But $31.3 million did leave the bank. A lot of it went to keep former creditors at bay, including about $1.2 million to repay part of a Small Business Administration-backed loan the Carlows had defaulted on in 1982, $746,000 to American Express for travel and entertainment expenses, $463,000 for leasing an airplane, and on and on. About 350 checks, for a total of $10.5 million, were made out to Ousky. According to PNC's complaint, "these checks appear to have been . part of a related check-kiting scheme involving two banks in Ohio." Ousky's lawyer says his client hasn't seen the complaint and can't comment.
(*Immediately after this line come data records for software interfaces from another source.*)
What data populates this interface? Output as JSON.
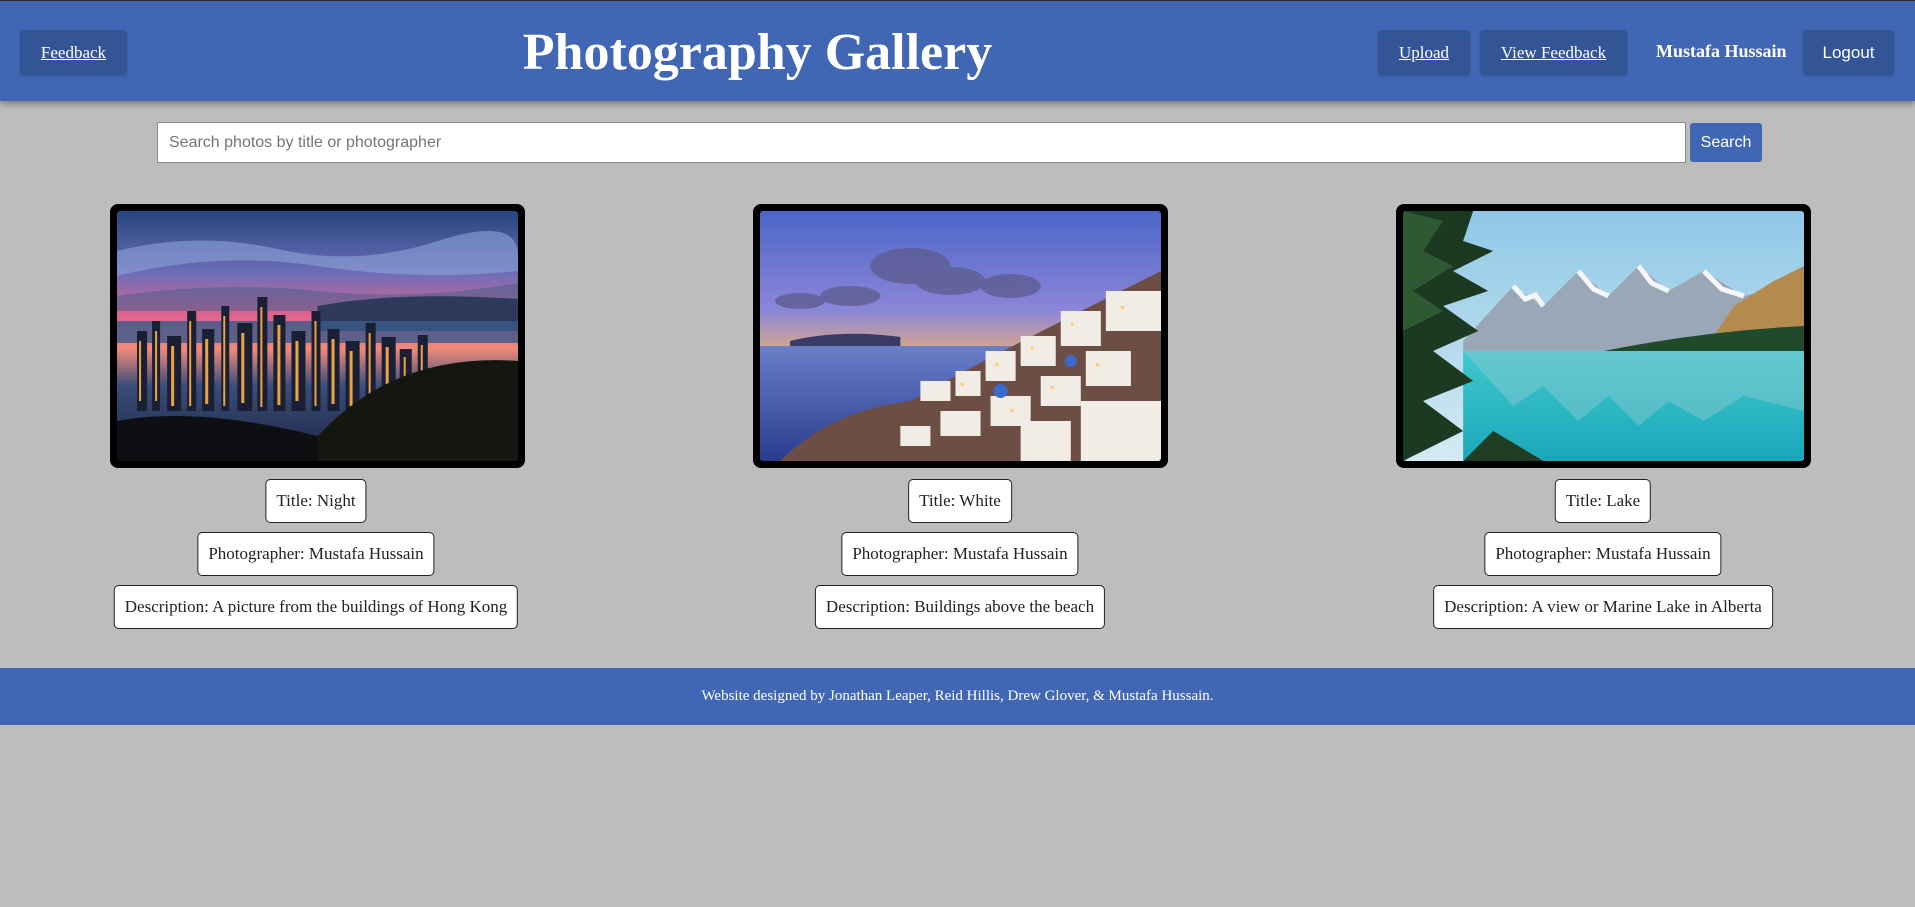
{
  "header": {
    "title": "Photography Gallery",
    "feedback_label": "Feedback",
    "upload_label": "Upload",
    "view_feedback_label": "View Feedback",
    "user_name": "Mustafa Hussain",
    "logout_label": "Logout"
  },
  "search": {
    "placeholder": "Search photos by title or photographer",
    "value": "",
    "button_label": "Search"
  },
  "photos": [
    {
      "title": "Title: Night",
      "photographer": "Photographer: Mustafa Hussain",
      "description": "Description: A picture from the buildings of Hong Kong"
    },
    {
      "title": "Title: White",
      "photographer": "Photographer: Mustafa Hussain",
      "description": "Description: Buildings above the beach"
    },
    {
      "title": "Title: Lake",
      "photographer": "Photographer: Mustafa Hussain",
      "description": "Description: A view or Marine Lake in Alberta"
    }
  ],
  "footer": {
    "text": "Website designed by Jonathan Leaper, Reid Hillis, Drew Glover, & Mustafa Hussain."
  },
  "colors": {
    "header_bg": "#4066b4",
    "button_bg": "#335596",
    "page_bg": "#bdbdbd"
  }
}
Keeping track of thousands of checks that have to cover one another and hiding the extraordinary shuffle is a complicated task and is in some respects a tribute to the Carlows' intellectual and managerial skills. The bank unwittingly made it easier for them, however. Each morning at the start of business the Carlows could turn on a desktop computer and call up the balances on their PNC cash disbursement accounts. They had until the end of the day to deposit a whirlwind of checks that would bring the accounts into balance and make everything seem okay until the following morning. The Carlows happily paid overdraft fees with another flurry of worthless checks.

What PNC will not talk about is how the scam went undetected for as long as it did. The avalanche of overdrafts in the Carlow accounts generated $500,000 or so in fee revenue, or what looked like revenue. Again, that would have been a stupendous expense, if real, for the Carlow companies. According to PNC, the bank's control systems, including those that are supposed to discover kites, were working properly. But it wasn't until January 1995, more than a year after the accounts were opened, that PNC executives became suspicious (for reasons they won't talk about), examined parts of the 1994 results very carefully-and were horrified.

Bank executives and lawyers confronted Michael Carlow in the first week of February. "Carlow admitted that he was 'totally wrong' and PNC was owed 'a lot of money,' " PNC maintains in its suit. But despite his confession, Carlow was as self-confident as ever, according to one account. He had been through this before. "Carlow sat down with the bankers and said, 'I'll write you a check,' " says one familiar with the showdown. "He offered them $3 million a year for ten years and gave them a list of a dozen organizations he was paying off in this way." The bankers were stunned at first, caught off guard by Carlow's parry. But by the next day they had recovered and knew what they had to do. "PNC said, 'No, the buck stops here,' " the source reports. The bankers showed Carlow a complaint they were prepared to file in federal court to put Pittsburgh Food & Beverage in receivership. To avoid that humiliation, Carlow quit as PF&B chairman. The bank then called the U.S. attorney's office.

In the aftermath one bank employee has been dismissed. The bank declines to discuss the matter. "But there's plenty more blame to go around," says a colleague. Kittinger furniture has closed. Clark shut down as well for a time, but has a new owner who is ready to start making candy again. Pittsburgh Brewing kept making beer all through the crisis, but production has dropped further, to 470,000 barrels per year. PNC and the other creditors are eager to sell the company. Various other Carlow enterprises are either out of business or operating in a state of elevated anxiety.

As for the Carlows, they're spending most of their time talking to lawyers these days. "Michael was Icarus, flying too close to the sun," says William Brandt, the trustee the bank hired to run PF&B after it persuaded Carlow to quit. But lest that mythic allusion romanticize Carlow, Brandt adds: "The difference between Carlow and a holdup artist with a gun is that a holdup artist could never hope to get away with so much money."

There are two kinds of con artist. One type ensnares victims by greed, the hope of making money in a deal despite improbable economics or questionable ethics. The victims at least come away wiser. The more vicious con artist traps his victims through their generosity, the belief that a guy from Nowheresville should be given a chance. The suckers come away more cynical, less willing to give the next gent without a pedigree a shot. Michael Carlow, it appears, was that kind of con man.